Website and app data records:
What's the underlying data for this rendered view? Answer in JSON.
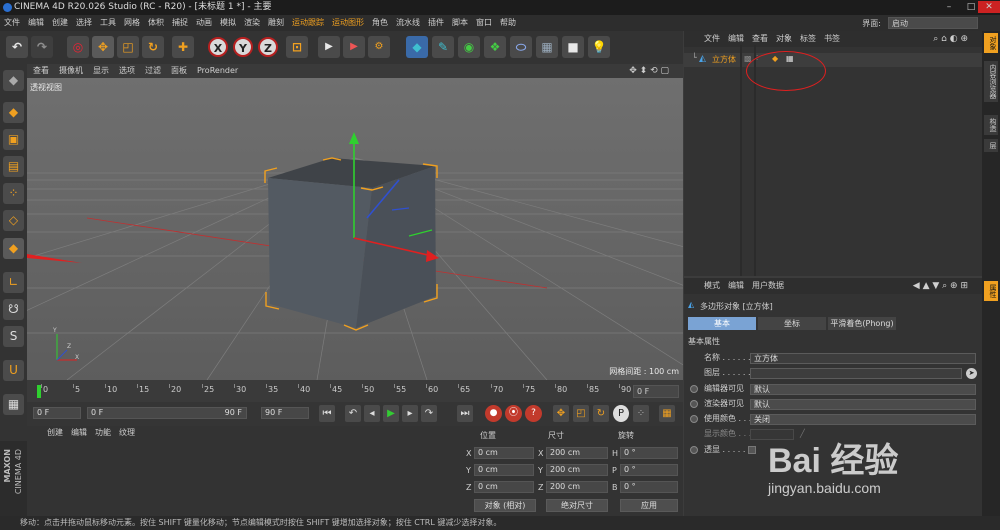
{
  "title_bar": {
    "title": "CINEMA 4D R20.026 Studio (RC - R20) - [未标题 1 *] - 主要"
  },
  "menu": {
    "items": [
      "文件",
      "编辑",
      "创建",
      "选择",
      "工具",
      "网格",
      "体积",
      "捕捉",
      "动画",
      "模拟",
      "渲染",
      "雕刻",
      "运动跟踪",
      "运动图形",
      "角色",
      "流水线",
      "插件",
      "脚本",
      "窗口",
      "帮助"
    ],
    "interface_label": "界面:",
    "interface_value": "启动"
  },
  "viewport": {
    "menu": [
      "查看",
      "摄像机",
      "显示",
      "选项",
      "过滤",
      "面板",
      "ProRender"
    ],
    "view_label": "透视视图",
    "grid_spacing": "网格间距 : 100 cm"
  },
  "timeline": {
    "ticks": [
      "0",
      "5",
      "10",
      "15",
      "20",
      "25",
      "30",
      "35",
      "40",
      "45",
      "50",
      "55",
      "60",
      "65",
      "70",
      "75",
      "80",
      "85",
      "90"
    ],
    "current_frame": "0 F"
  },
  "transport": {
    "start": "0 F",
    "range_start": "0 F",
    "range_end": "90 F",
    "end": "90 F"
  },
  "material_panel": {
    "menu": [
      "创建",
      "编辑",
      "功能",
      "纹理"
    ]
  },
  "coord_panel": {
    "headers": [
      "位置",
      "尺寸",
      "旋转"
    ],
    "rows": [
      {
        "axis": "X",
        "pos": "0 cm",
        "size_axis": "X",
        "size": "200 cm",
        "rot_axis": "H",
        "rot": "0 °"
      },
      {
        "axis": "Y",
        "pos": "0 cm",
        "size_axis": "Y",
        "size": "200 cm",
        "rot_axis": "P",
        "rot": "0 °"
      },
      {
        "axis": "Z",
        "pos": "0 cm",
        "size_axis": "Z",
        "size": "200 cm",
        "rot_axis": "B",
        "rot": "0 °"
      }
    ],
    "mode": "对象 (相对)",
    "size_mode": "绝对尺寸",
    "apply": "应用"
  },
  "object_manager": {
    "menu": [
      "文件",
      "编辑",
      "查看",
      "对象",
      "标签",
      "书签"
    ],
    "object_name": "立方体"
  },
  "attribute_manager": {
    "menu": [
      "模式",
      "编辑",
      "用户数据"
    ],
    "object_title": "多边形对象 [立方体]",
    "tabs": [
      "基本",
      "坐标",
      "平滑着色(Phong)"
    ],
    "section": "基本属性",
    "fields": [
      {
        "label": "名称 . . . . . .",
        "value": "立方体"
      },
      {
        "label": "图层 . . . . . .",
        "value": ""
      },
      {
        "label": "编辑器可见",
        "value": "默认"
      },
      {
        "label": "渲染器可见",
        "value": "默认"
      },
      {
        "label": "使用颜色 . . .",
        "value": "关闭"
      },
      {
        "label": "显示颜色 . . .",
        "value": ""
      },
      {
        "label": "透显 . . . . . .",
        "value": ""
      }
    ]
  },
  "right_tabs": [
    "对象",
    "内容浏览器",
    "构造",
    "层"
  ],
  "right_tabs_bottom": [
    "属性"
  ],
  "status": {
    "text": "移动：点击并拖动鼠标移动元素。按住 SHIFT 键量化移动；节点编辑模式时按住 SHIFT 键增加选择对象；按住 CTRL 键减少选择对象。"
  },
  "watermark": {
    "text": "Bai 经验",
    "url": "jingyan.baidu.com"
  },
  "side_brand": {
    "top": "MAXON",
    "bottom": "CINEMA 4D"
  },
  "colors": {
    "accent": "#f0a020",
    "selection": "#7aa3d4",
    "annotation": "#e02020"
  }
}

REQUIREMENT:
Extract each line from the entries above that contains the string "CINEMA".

EXERCISE ANSWER:
    "title": "CINEMA 4D R20.026 Studio (RC - R20) - [未标题 1 *] - 主要"
    "bottom": "CINEMA 4D"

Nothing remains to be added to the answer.